▶ Task directions
Beginning at the line that contains "Convert this screenshot" and ending at the last line of the records below, retype each line exactly and add nothing.

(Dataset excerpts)
============================================================

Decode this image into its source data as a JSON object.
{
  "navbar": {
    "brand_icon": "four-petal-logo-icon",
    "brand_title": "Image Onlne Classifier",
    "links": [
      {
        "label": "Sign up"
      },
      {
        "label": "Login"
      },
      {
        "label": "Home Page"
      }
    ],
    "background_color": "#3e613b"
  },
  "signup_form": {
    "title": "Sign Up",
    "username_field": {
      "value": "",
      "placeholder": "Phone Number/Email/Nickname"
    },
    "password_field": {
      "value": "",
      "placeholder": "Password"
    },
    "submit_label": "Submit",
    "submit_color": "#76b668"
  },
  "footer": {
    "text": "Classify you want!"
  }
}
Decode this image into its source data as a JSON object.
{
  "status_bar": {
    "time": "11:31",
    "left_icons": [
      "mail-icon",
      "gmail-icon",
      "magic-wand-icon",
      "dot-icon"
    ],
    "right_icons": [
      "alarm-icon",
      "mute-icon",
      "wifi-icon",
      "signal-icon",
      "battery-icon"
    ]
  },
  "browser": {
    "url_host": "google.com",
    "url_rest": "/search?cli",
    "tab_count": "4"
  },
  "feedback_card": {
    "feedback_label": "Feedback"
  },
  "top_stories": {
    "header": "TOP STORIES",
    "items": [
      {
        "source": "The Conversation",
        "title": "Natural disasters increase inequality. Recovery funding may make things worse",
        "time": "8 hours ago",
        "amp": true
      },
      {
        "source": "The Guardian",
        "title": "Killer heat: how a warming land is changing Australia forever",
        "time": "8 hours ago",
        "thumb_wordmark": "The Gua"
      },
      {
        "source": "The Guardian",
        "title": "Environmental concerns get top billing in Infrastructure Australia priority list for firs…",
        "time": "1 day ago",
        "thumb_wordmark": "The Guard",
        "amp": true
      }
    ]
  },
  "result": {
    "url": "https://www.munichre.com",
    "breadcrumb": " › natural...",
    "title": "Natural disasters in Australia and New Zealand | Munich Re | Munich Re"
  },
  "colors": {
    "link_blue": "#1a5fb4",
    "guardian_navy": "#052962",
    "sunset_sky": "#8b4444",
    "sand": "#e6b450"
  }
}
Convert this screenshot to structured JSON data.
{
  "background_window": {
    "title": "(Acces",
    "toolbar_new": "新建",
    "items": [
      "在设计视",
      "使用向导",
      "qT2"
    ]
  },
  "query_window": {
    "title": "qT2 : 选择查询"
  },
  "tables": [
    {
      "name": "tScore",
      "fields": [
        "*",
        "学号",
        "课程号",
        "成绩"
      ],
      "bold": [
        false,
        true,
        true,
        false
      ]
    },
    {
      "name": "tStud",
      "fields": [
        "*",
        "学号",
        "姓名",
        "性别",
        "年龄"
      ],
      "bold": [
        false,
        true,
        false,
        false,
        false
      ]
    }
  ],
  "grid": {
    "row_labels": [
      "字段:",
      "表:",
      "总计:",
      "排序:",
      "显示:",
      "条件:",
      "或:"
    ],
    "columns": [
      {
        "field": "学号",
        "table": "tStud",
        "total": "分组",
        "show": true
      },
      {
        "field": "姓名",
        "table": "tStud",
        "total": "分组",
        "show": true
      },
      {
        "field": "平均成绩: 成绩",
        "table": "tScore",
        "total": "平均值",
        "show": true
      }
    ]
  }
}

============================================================

▶ Exercise answer
Convert this screenshot to structured JSON data.
{
  "background_window": {
    "title": "(Acces",
    "toolbar_new": "新建",
    "items": [
      "在设计视",
      "使用向导",
      "qT2"
    ]
  },
  "query_window": {
    "title": "qT2 : 选择查询"
  },
  "tables": [
    {
      "name": "tScore",
      "fields": [
        "*",
        "学号",
        "课程号",
        "成绩"
      ],
      "bold": [
        false,
        true,
        true,
        false
      ]
    },
    {
      "name": "tStud",
      "fields": [
        "*",
        "学号",
        "姓名",
        "性别",
        "年龄"
      ],
      "bold": [
        false,
        true,
        false,
        false,
        false
      ]
    }
  ],
  "grid": {
    "row_labels": [
      "字段:",
      "表:",
      "总计:",
      "排序:",
      "显示:",
      "条件:",
      "或:"
    ],
    "columns": [
      {
        "field": "学号",
        "table": "tStud",
        "total": "分组",
        "show": true
      },
      {
        "field": "姓名",
        "table": "tStud",
        "total": "分组",
        "show": true
      },
      {
        "field": "平均成绩: 成绩",
        "table": "tScore",
        "total": "平均值",
        "show": true
      }
    ]
  }
}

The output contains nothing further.